Meanwhile Odysseus (Christopher Donahue) has found a patron in the goddess, Athena (Christiana Clark), who takes on several guises throughout the story to aid in his journey.  But other goddesse,s like Calypso (Amy Newman) and Circe (Miriam A. Laube), have more than a passing interest in him and want to keep this traveler all for their own.  Other gods, chiefly, the petulant Poseidon (Danforth Comins), have grudges against him and attempt to thwart his attempt to reach home.  And proud Zeus (Daniel T. Parker), the chief god, seems ambivalent to the whole proceedings.

He will have friends like Menelaus (Howie Seago), Alcinous (Armando McClain) and his daughter, Nausicaa (Britney Simpson), an old friend, Eumaeus (Richard Howard), et al. that will aid him on his sojourn.  Others, like the Cyclops (Parker, again), the Sirens, the suitors, et. al., will try to distract him from his mission.  Like all fables, lessons will be learned but at a cost.  And the old adage, “there’s no place like home,” will ring true.

The is a very complex tale but, being that it is told in a story-telling fashion, the simplest of settings can be the most elaborate of surroundings because of the some very talented people in creating the atmosphere for us and allowing us to participate, by filling in the blanks by the use of our imagination (for those of us who still employ that element, instead of relying on artificial means of forcing images into our head).  Zimmerman has a monumental task of both adapting for the stage and directing this extremely complex story for us and has done an outstanding job of both!

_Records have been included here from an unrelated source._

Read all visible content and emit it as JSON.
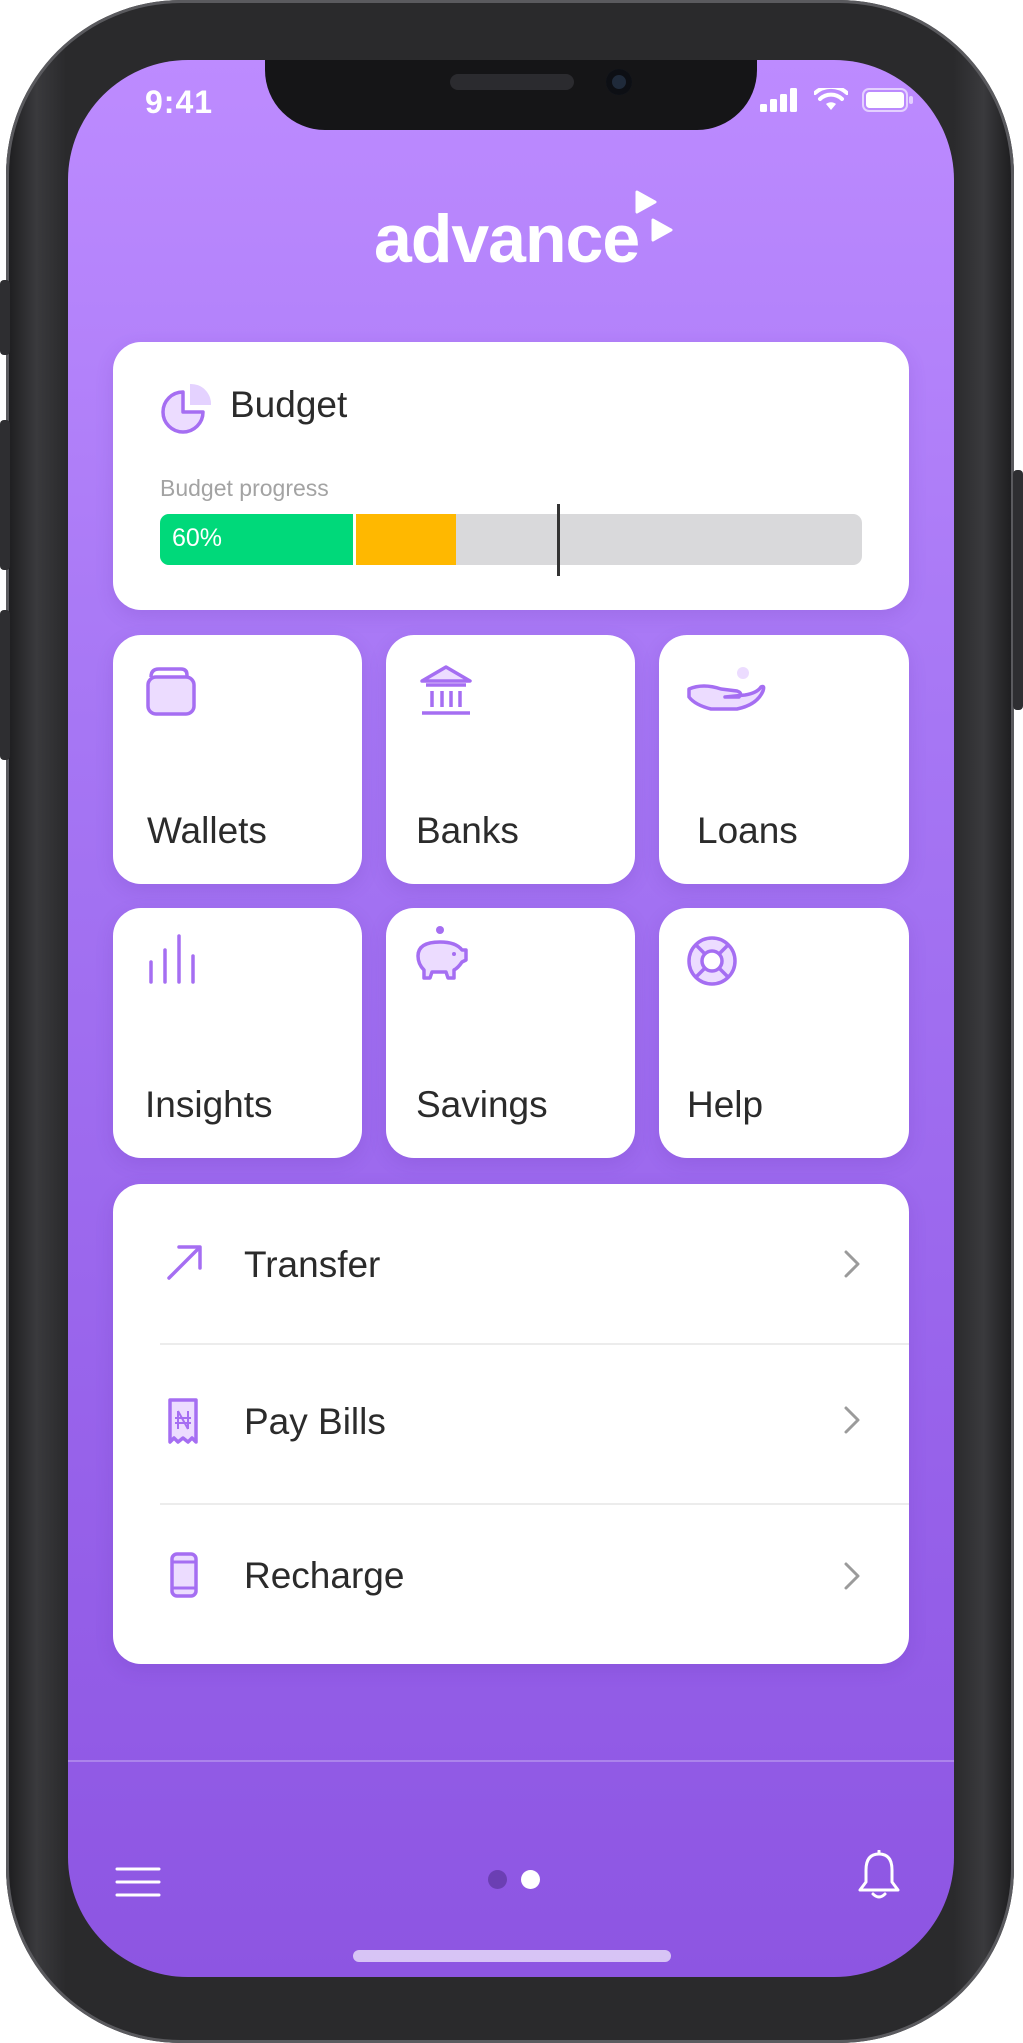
{
  "status_bar": {
    "time": "9:41"
  },
  "app": {
    "logo_text": "advance"
  },
  "budget": {
    "title": "Budget",
    "subtitle": "Budget progress",
    "progress_label": "60%",
    "progress_fraction": 0.6,
    "colors": {
      "spent": "#00d97a",
      "pending": "#ffb800",
      "remaining": "#d9d9db"
    }
  },
  "tiles": [
    {
      "label": "Wallets",
      "icon": "wallet-icon"
    },
    {
      "label": "Banks",
      "icon": "bank-icon"
    },
    {
      "label": "Loans",
      "icon": "loan-hand-icon"
    },
    {
      "label": "Insights",
      "icon": "bar-chart-icon"
    },
    {
      "label": "Savings",
      "icon": "piggy-bank-icon"
    },
    {
      "label": "Help",
      "icon": "lifebuoy-icon"
    }
  ],
  "actions": [
    {
      "label": "Transfer",
      "icon": "arrow-up-right-icon"
    },
    {
      "label": "Pay Bills",
      "icon": "receipt-icon"
    },
    {
      "label": "Recharge",
      "icon": "phone-icon"
    }
  ],
  "bottom_nav": {
    "menu_icon": "hamburger-icon",
    "notification_icon": "bell-icon",
    "page_count": 2,
    "active_page": 2
  },
  "theme": {
    "accent": "#a56ef2",
    "gradient_top": "#bd8bff",
    "gradient_bottom": "#8d55e2"
  }
}
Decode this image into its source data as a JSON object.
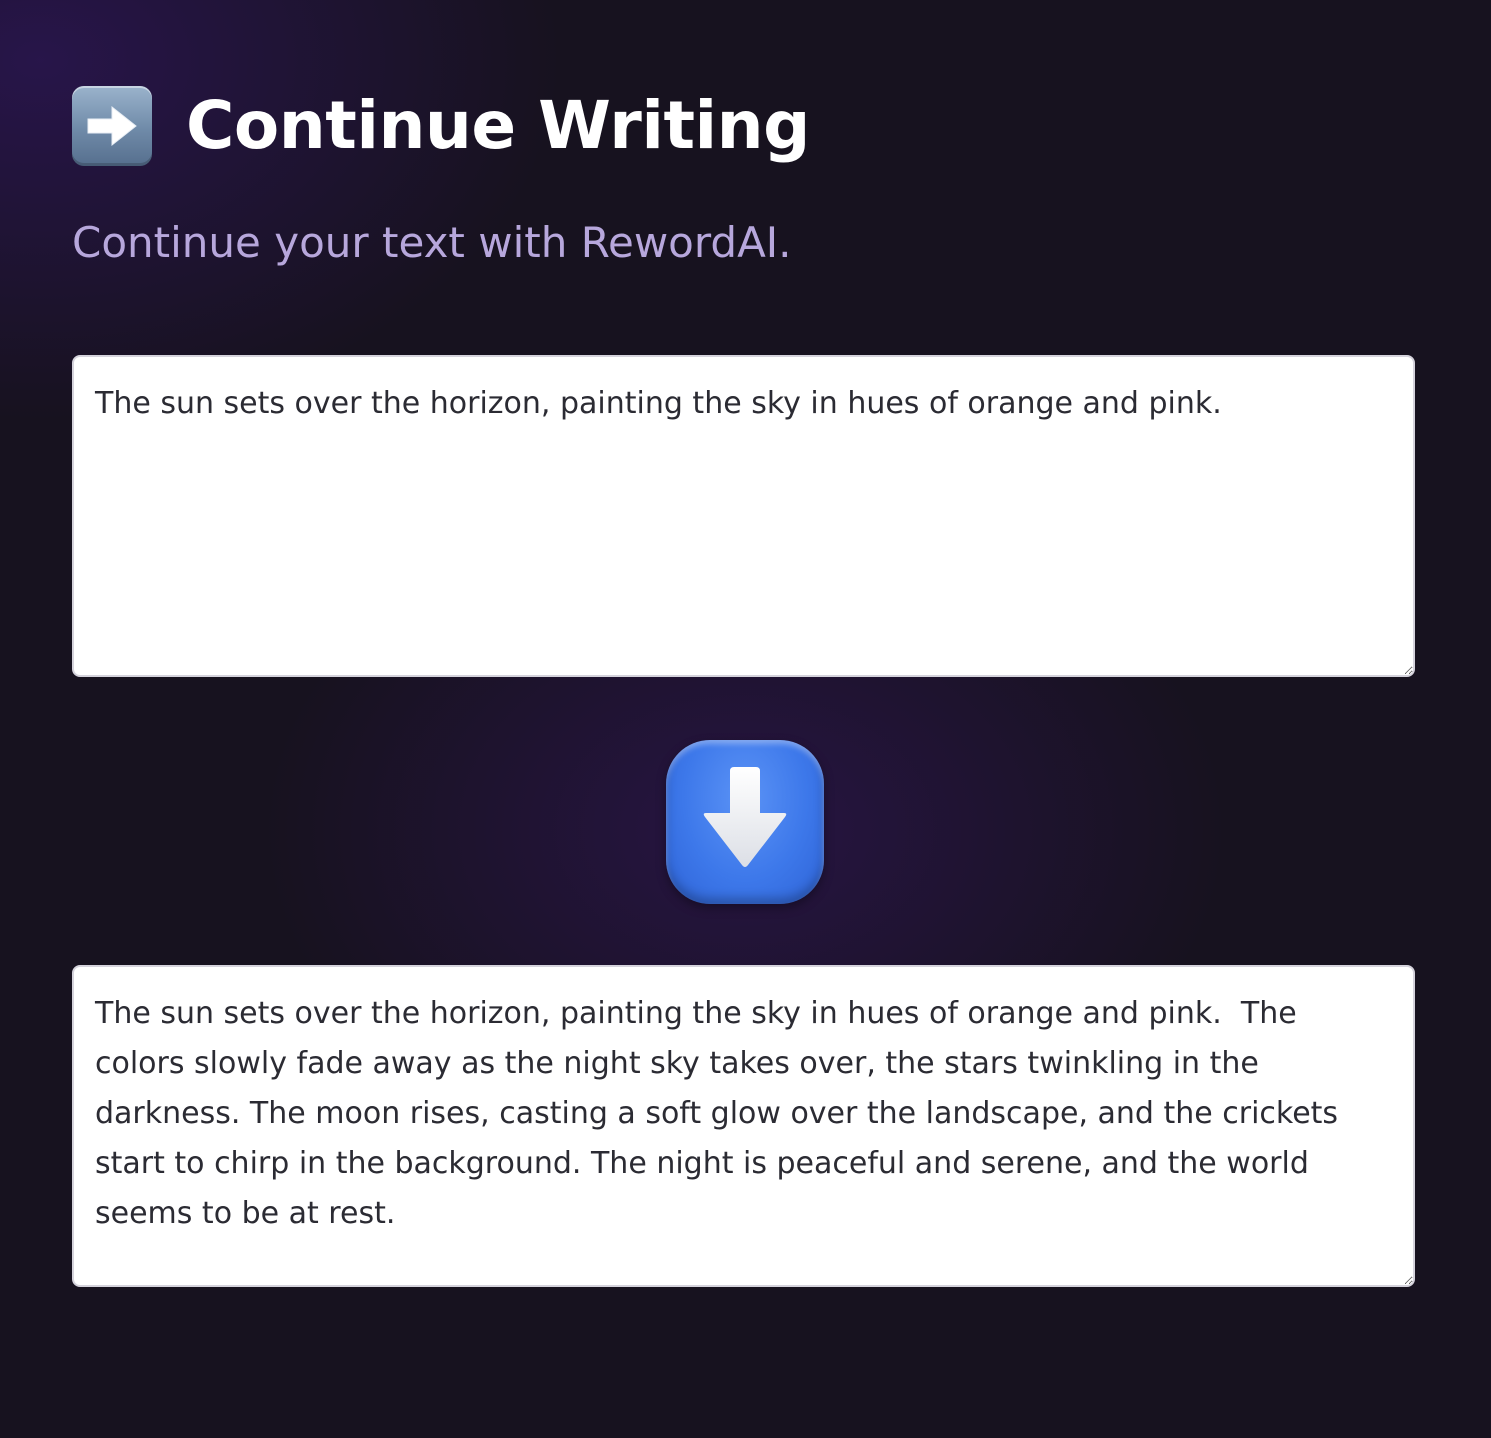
{
  "header": {
    "icon": "right-arrow-icon",
    "title": "Continue Writing",
    "subtitle": "Continue your text with RewordAI."
  },
  "input": {
    "value": "The sun sets over the horizon, painting the sky in hues of orange and pink."
  },
  "action": {
    "icon": "down-arrow-icon"
  },
  "output": {
    "value": "The sun sets over the horizon, painting the sky in hues of orange and pink.  The colors slowly fade away as the night sky takes over, the stars twinkling in the darkness. The moon rises, casting a soft glow over the landscape, and the crickets start to chirp in the background. The night is peaceful and serene, and the world seems to be at rest."
  },
  "colors": {
    "background": "#17121f",
    "title": "#ffffff",
    "subtitle": "#b7a7dc",
    "accent_blue": "#3d78ea"
  }
}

Another major artist to be touted is the choreographer of the Suitors’ and Naucicaa’s dances, Kirstin Hara.  They are a show in themselves and add much to the success of this production!  Another small but touching scene is when Odysseus reunites with his old dog Argos.  Although amusing, at first, as it is a puppet, it soon becomes very touching (for me because dogs have been my best friends throughout my life) and so this one hits that teary note for me.

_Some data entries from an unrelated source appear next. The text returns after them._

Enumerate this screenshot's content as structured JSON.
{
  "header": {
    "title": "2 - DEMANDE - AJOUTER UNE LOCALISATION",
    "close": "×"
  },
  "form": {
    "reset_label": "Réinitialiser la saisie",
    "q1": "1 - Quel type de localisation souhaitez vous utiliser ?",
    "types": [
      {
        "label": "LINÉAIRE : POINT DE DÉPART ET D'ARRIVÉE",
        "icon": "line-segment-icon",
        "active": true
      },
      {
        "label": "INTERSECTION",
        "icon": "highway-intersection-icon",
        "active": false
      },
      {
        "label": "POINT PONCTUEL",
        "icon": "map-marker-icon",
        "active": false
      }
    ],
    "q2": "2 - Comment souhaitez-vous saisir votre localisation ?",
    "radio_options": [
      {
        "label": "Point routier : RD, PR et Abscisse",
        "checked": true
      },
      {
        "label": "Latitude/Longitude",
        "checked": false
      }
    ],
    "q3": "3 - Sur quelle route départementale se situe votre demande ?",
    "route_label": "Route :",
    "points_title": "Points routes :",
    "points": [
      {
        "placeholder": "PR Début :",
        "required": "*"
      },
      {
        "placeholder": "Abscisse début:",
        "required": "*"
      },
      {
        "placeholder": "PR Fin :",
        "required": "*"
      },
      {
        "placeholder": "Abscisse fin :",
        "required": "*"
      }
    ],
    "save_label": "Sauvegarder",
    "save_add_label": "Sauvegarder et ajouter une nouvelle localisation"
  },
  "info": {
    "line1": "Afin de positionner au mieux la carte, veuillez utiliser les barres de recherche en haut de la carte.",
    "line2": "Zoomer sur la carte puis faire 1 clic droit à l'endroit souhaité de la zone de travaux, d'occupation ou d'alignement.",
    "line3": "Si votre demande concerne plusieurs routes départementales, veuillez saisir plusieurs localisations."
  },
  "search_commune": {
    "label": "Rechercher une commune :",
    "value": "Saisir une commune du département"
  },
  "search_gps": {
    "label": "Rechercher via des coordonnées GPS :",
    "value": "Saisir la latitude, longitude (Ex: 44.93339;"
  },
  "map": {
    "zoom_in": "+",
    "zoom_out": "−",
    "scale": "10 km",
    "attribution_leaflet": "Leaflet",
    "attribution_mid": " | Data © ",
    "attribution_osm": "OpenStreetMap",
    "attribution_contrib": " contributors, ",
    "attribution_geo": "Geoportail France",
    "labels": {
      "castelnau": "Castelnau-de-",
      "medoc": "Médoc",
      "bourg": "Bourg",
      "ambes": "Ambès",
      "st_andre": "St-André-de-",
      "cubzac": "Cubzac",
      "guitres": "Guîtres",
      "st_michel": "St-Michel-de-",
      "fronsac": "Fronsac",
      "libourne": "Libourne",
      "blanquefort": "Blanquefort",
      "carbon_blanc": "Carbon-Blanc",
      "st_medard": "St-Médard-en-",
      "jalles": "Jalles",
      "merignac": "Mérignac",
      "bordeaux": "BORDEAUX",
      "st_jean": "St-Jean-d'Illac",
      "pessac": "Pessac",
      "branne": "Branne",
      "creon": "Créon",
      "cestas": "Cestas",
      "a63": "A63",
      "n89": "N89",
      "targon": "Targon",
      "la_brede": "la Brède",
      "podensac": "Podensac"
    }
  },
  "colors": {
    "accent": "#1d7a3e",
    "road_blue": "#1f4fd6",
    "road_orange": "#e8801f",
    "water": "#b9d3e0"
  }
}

The actors are all very strong.  Donahue, as the lead character, is unique in his portrayal because he underplays much of it, which is very convincing and compelling.  It allows the audience to infuse their own feelings into his plight and therefore becomes more personal for us.  Clark plays many guises of mortal beings and, with essentially no change in appearance except her own talent, transforms before your eyes into another persona.  And, Howard, the pro, always shines in any show he does here and is very moving as the old retainer of the hero.

I highly recommend this show but know that it is over 3 hours long so be patient (and comfortable) as it is worth the time.  If you do choose to see it, please tell them Dennis sent you.

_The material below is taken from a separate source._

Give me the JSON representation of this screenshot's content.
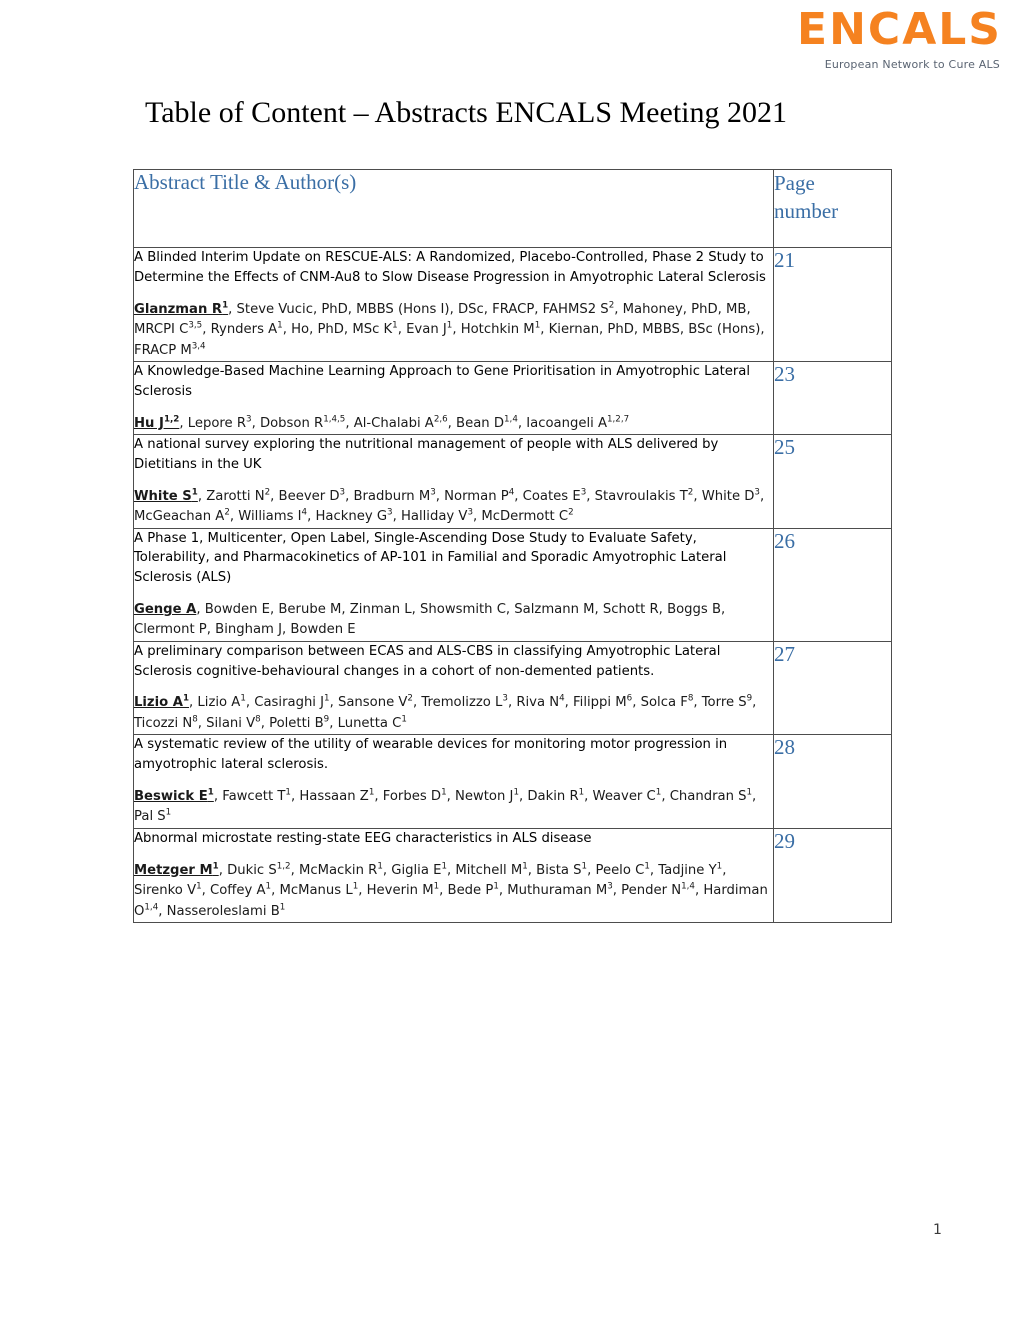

The Ashland Experience:  OSF


I have experienced this unique company since the late 60’s, when I became a member of the acting company for two years.  Bill Patton and the Founder, Dr. Angus Bowmer, were prominent then.  I came back over the years then as an audience member.  And, over the last five years, as a reviewer.  Of course, it went through some growing pains, evolved and now is a first-class company (and Tony winner for regional theatre).  The OSF family has grown by leaps and bounds over these years.  One thing this company has (that some professional companies do not) is Warmth.  It is a feeling that, whether an actor, backstage artist, usher or audience, you feel as though you belong…they’re family.

The experience you have is not only that you are you seeing first-rate productions but, through tours of the facilities, backstage talks, green shows, et. al., you are participating in an unforgettable event.  And when you observe the talent involved of designers, administration, Tutor Guild and actors, you have to be impressed.  Just consider that a relatively small ensemble (compared to the number of roles demanded in these productions) not only have to be fine actors to play any age, but also have to sing, dance, play musical instruments, fence, do acrobatics, and many other skills, so you can be assured that these folks are the best of the best and this company can rival any in the world—bar none!  Amen.